Certainly, Craig Vanderlaan, executive director of Crisis Housing Solutions, doesn’t think it’s a crazy notion.
During an affordable housing summit in West Palm Beach Wednesday, he told a ballroom full of county officials, lenders and developers that re-purposed shipping containers can be part of the answer to a problem they said has reached a crisis point.
Vanderlaan said shipping containers have been re-purposed into housing units in the Netherlands, Los Angeles, Michigan and in Washington, D.C.
“You can put 16 to 25 units on a half-acre,” Vanderlaan said as audience members looked at each with expressions that ranged from bemusement to intrigue. “Listen, it’s being done. We are basically shovel ready. We’ve already got the shipping containers being donated.”

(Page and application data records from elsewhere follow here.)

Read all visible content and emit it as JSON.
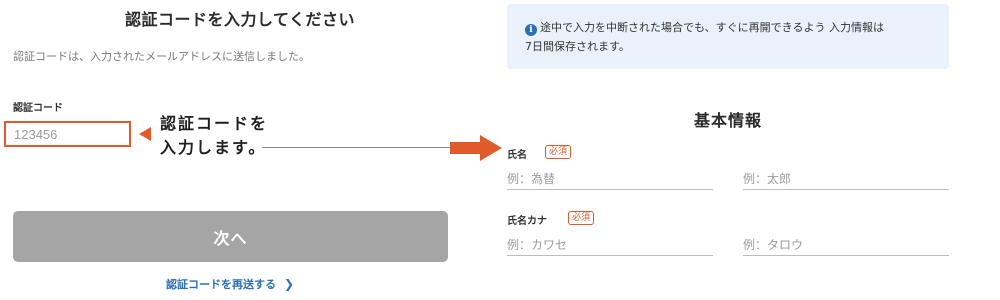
{
  "verification": {
    "title": "認証コードを入力してください",
    "description": "認証コードは、入力されたメールアドレスに送信しました。",
    "code_label": "認証コード",
    "code_placeholder": "123456",
    "callout_line1": "認証コードを",
    "callout_line2": "入力します。",
    "next_label": "次へ",
    "resend_label": "認証コードを再送する"
  },
  "notice": {
    "text": "途中で入力を中断された場合でも、すぐに再開できるよう 入力情報は",
    "text2": "7日間保存されます。"
  },
  "basic_info": {
    "title": "基本情報",
    "name_label": "氏名",
    "name_required": "必須",
    "last_name_placeholder": "例：為替",
    "first_name_placeholder": "例：太郎",
    "kana_label": "氏名カナ",
    "kana_required": "必須",
    "last_kana_placeholder": "例：カワセ",
    "first_kana_placeholder": "例：タロウ"
  },
  "colors": {
    "accent": "#e05a2b",
    "link": "#2c6fb4",
    "disabled_button": "#a5a5a5",
    "notice_bg": "#e9f2fb"
  },
  "icons": {
    "notice": "info-icon",
    "resend": "chevron-right-icon",
    "callout_left": "triangle-arrow-left-icon",
    "callout_right": "block-arrow-right-icon"
  }
}
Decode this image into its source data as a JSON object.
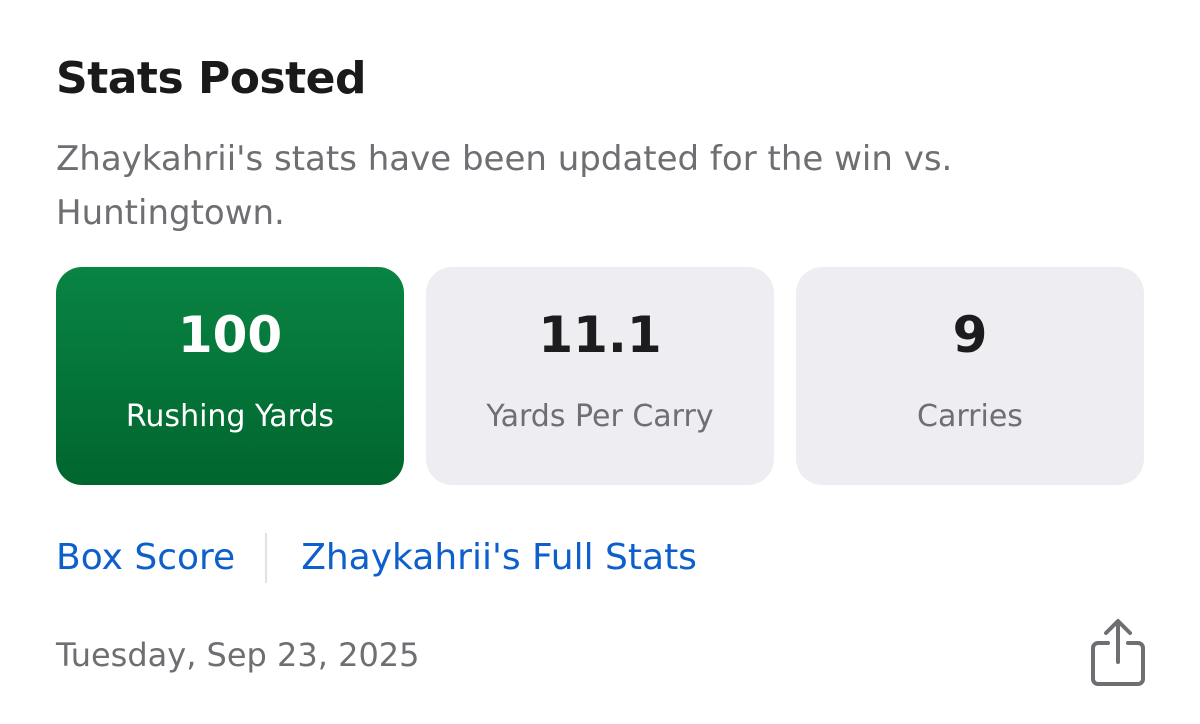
{
  "header": {
    "title": "Stats Posted",
    "subtitle": "Zhaykahrii's stats have been updated for the win vs. Huntingtown."
  },
  "stats": [
    {
      "value": "100",
      "label": "Rushing Yards"
    },
    {
      "value": "11.1",
      "label": "Yards Per Carry"
    },
    {
      "value": "9",
      "label": "Carries"
    }
  ],
  "links": {
    "box_score": "Box Score",
    "full_stats": "Zhaykahrii's Full Stats"
  },
  "footer": {
    "date": "Tuesday, Sep 23, 2025",
    "share_icon": "share-icon"
  },
  "colors": {
    "highlight_card": "#0a7a3c",
    "link": "#0d5fcc",
    "secondary_text": "#6e6e73",
    "card_background": "#eeeef2"
  }
}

Rick Clegg has a shipping container “eco retreat” with frontage on the Loxahatchee River in Jupiter.
“People come here to experience what it is like to live in a container, but they come back for the location,” Clegg told The Palm Beach Post in 2015. “This is the first building permit for them in south Florida. They are all welded together. This is where I’m coming in a hurricane.”

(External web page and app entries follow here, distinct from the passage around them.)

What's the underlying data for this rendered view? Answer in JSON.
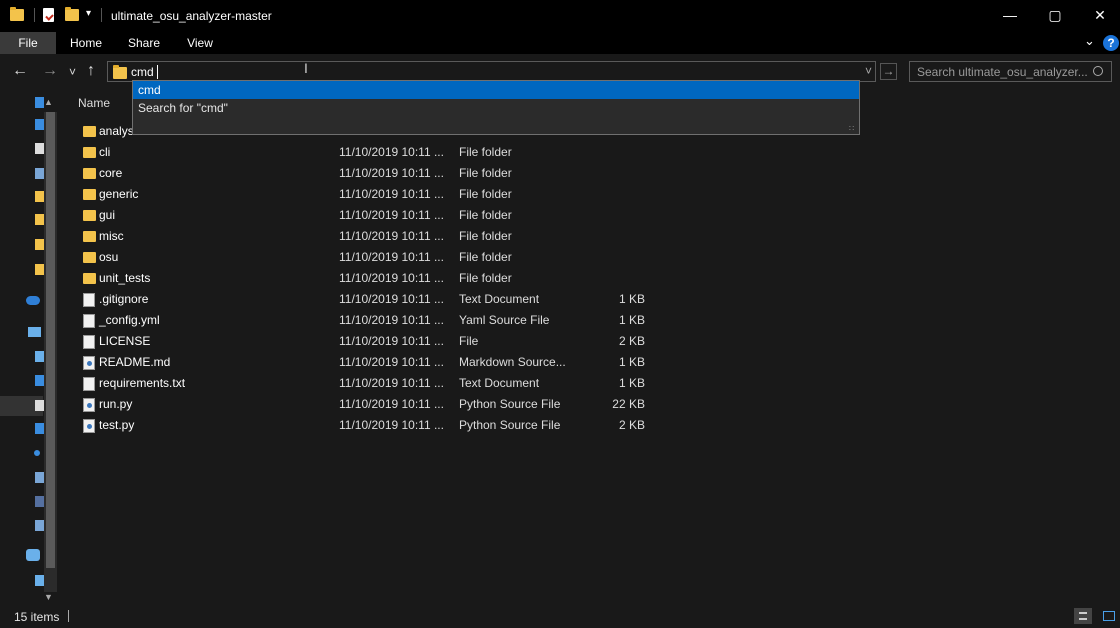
{
  "window": {
    "title": "ultimate_osu_analyzer-master",
    "minimize_glyph": "—",
    "maximize_glyph": "▢",
    "close_glyph": "✕"
  },
  "ribbon": {
    "tabs": [
      "File",
      "Home",
      "Share",
      "View"
    ],
    "help_glyph": "?",
    "expand_glyph": "⌄"
  },
  "nav": {
    "back_glyph": "←",
    "forward_glyph": "→",
    "recent_glyph": "˅",
    "up_glyph": "↑"
  },
  "address": {
    "value": "cmd",
    "go_glyph": "→",
    "dropdown_glyph": "˅"
  },
  "autocomplete": {
    "items": [
      "cmd",
      "Search for \"cmd\""
    ]
  },
  "search": {
    "placeholder": "Search ultimate_osu_analyzer..."
  },
  "filelist": {
    "column_name": "Name",
    "rows": [
      {
        "name": "analys",
        "date": "",
        "type": "",
        "size": "",
        "icon": "folder"
      },
      {
        "name": "cli",
        "date": "11/10/2019 10:11 ...",
        "type": "File folder",
        "size": "",
        "icon": "folder"
      },
      {
        "name": "core",
        "date": "11/10/2019 10:11 ...",
        "type": "File folder",
        "size": "",
        "icon": "folder"
      },
      {
        "name": "generic",
        "date": "11/10/2019 10:11 ...",
        "type": "File folder",
        "size": "",
        "icon": "folder"
      },
      {
        "name": "gui",
        "date": "11/10/2019 10:11 ...",
        "type": "File folder",
        "size": "",
        "icon": "folder"
      },
      {
        "name": "misc",
        "date": "11/10/2019 10:11 ...",
        "type": "File folder",
        "size": "",
        "icon": "folder"
      },
      {
        "name": "osu",
        "date": "11/10/2019 10:11 ...",
        "type": "File folder",
        "size": "",
        "icon": "folder"
      },
      {
        "name": "unit_tests",
        "date": "11/10/2019 10:11 ...",
        "type": "File folder",
        "size": "",
        "icon": "folder"
      },
      {
        "name": ".gitignore",
        "date": "11/10/2019 10:11 ...",
        "type": "Text Document",
        "size": "1 KB",
        "icon": "doc"
      },
      {
        "name": "_config.yml",
        "date": "11/10/2019 10:11 ...",
        "type": "Yaml Source File",
        "size": "1 KB",
        "icon": "doc"
      },
      {
        "name": "LICENSE",
        "date": "11/10/2019 10:11 ...",
        "type": "File",
        "size": "2 KB",
        "icon": "doc"
      },
      {
        "name": "README.md",
        "date": "11/10/2019 10:11 ...",
        "type": "Markdown Source...",
        "size": "1 KB",
        "icon": "py"
      },
      {
        "name": "requirements.txt",
        "date": "11/10/2019 10:11 ...",
        "type": "Text Document",
        "size": "1 KB",
        "icon": "doc"
      },
      {
        "name": "run.py",
        "date": "11/10/2019 10:11 ...",
        "type": "Python Source File",
        "size": "22 KB",
        "icon": "py"
      },
      {
        "name": "test.py",
        "date": "11/10/2019 10:11 ...",
        "type": "Python Source File",
        "size": "2 KB",
        "icon": "py"
      }
    ]
  },
  "status": {
    "item_count": "15 items"
  },
  "colors": {
    "accent": "#0067c0",
    "folder": "#f3c34b",
    "background": "#191919"
  }
}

Clegg’s retreat brings to mind comments Vanderlaan made on Wednesday.
“Look at ’em like Lego blocks,” he said. “You can fun with this. Millennials love this stuff.”
Traditional residential builders poked fun at the concept.
“I don’t want to live in a container house,” said Tony Palumbo, real estate acquisition director for Pulte, which, according to its web site, builds houses in 50 markets across the country. “I don’t care how cute it looks. And I don’t think my kids do, either.”
As the audience chuckled, Palumbo added: “But I would like to follow it through the permitting process.”
County Administrator Verdenia Baker said the county wouldn’t automatically reject a development project that included shipping container homes.
“I’m interested,” she said. “If they’re dressed properly, then, yes. Why not?”
Baker said her staff would want to make sure the shipping container homes are “durable and stable for us and not a fad.”